The above anecdote both illustrates how this project got started as well as in what high regard people who know and know of Gene hold him. I first met him in the Spring of 1978 when I visited the University of Missouri-Columbia as a prospective grad student. He gave me a painstakingly thorough tour of the library, sure that everyone treasured books as much as he did, and that this one tour of the library would convince me that UMC was the school to choose. Perhaps it was the library that did it, but I like to think it was Gene and the other people in the Department of Classical Studies that made my choice an easy one. I was fortunate to take many classes with him, serve as a grader for him, get to know him and his family, and finally return to the department, after getting my PhD at the University of Washington, and relate to him as a colleague. Some readers of this may not have known Gene as long; many have known him longer. As the organizer of this communal effort, I get to share a few anecdotes out of the thousands that others have.
In an early Aristophanes class, where as new graduate students we minced our way through The Birds, we were amazed and chagrined as Gene could balance his checkbook while we stumbled out a translation. He corrected us frequently, made pertinent comments on the Greek grammar and the subject matter of the passage, all without looking at the text. This is the same class that was invited on a bird watching expedition when our knowledge of the different species cited in Aristophanes proved woefully inadequate. I remain certain to this day that he has complete texts of numerous Greek authors floating in his head, waiting to be called upon. Never at a loss for a pithy quote, I still remember him quoting Herodotus as we both gazed out at a lovely snowstorm: "It's raining feathers."
The regular entertaining of graduate students and faculty in the department in his home was always appreciated and is still remembered. He and his wife Carol adopted those of us in need, providing storage for precious possessions, advice about travel to their beloved Greece, and their famous egg nog at Christmas time. All this along with raising two wonderful and successful children: Michael and Helen.

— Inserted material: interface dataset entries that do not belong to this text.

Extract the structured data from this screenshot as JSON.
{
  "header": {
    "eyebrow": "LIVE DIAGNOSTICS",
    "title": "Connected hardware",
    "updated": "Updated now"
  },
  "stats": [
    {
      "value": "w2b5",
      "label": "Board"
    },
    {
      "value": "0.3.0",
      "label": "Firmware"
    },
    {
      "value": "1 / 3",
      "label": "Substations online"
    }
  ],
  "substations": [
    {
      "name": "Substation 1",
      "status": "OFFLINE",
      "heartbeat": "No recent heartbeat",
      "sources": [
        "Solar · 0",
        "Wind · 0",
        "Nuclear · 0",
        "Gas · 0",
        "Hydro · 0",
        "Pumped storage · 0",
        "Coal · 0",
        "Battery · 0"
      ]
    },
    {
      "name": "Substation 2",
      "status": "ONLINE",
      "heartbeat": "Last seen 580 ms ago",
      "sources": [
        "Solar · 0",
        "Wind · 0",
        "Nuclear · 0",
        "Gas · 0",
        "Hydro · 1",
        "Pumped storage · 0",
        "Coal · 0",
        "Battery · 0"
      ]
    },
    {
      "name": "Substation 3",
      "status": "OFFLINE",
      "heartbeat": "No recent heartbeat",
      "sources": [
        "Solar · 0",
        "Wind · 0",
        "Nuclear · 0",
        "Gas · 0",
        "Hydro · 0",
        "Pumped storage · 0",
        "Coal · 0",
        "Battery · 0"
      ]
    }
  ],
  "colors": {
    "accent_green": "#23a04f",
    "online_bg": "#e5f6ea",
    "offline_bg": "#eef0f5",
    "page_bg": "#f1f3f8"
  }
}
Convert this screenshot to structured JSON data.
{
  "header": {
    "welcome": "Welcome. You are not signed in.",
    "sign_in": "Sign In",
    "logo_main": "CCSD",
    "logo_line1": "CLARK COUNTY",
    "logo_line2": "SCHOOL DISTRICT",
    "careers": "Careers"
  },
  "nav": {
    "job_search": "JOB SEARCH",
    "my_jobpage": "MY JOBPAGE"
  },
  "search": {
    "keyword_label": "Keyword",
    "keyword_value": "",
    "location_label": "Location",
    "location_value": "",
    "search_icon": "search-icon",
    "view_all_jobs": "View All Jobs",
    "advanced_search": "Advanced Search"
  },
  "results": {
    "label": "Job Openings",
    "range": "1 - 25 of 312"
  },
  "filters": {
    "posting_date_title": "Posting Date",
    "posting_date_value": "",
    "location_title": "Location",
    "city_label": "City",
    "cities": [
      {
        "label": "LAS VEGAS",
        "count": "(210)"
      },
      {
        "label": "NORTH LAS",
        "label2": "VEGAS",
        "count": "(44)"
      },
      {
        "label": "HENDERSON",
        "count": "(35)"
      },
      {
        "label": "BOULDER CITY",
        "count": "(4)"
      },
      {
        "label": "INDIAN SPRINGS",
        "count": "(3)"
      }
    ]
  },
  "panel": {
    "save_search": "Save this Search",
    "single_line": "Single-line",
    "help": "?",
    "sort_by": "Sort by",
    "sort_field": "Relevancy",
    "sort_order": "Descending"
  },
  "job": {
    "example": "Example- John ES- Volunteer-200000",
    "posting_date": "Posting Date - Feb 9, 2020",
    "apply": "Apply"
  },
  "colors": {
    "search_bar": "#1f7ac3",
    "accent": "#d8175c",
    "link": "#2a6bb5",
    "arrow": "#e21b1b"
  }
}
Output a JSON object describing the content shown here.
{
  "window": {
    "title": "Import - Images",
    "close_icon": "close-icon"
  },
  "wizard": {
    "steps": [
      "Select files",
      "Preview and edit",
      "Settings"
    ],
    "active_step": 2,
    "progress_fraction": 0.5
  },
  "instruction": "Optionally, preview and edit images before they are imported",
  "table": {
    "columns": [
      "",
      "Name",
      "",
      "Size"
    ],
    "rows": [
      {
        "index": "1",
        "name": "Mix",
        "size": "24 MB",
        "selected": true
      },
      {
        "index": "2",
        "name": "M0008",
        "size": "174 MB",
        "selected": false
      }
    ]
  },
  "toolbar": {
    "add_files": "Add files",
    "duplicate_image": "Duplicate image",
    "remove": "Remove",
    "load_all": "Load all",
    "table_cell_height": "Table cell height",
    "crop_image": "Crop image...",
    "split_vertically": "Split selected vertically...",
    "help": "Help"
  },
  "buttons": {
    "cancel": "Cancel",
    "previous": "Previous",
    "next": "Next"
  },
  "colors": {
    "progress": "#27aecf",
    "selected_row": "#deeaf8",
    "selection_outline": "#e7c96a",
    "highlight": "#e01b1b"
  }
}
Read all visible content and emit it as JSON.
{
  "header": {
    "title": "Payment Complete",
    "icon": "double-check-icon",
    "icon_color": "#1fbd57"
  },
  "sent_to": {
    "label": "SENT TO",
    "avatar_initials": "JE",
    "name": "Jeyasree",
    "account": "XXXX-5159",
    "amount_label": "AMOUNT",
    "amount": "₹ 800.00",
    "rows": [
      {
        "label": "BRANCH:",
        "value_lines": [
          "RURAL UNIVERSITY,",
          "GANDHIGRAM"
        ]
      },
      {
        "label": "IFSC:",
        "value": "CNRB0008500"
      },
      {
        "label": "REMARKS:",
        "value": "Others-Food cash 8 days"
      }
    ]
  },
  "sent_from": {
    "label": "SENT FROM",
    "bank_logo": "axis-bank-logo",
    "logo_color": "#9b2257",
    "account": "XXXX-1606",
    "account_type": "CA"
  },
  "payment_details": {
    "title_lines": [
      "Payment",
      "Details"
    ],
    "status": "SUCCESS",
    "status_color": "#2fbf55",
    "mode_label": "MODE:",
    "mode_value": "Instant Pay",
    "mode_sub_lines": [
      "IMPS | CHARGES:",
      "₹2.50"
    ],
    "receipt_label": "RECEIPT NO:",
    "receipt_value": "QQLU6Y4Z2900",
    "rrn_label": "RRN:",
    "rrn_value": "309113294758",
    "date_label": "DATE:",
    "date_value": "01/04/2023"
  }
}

I have known Gene as a professor, colleague, and friend and can never hope to describe how much he has meant to me in each role. I could certainly never dare to give voice to the gratitude of others, but I hope this project will serve to remind him of our esteem, and as Horace put it, perhaps it will raise him to the stars. At least, thanks to the Internet, somewhere in the aether!
After that initial discussion with Victor Estevez in the Spring of 1998 I began contacting possible contributors. There were many who said yes, and many others who had to decline due to other pressing matters that appear in the academic world and life in general. Several had to drop out along the way, which is not unusual in a project such as this, but all those who wanted to contribute an article but were unable, contributed in other, important ways. A few served as referees, some acted as advisors in their field of expertise, many provided support, suggestions and even money. Below is a list of people that deserve thanks. They know what they have given to this project and I hope they realize how grateful I am to them, along with Gene and all the other participants in this endeavor. Everyone involved showed a great deal of patience and faith in the idea that this would actually come into being in one guise or another. To you all, and of course, to Gene, I say, Thank You.
My thanks especially go to Pamela Draper, Anne Mahoney, Ross Scaife, and Robert Seelinger. Without their guidance, help and support, this project would never have reached completion!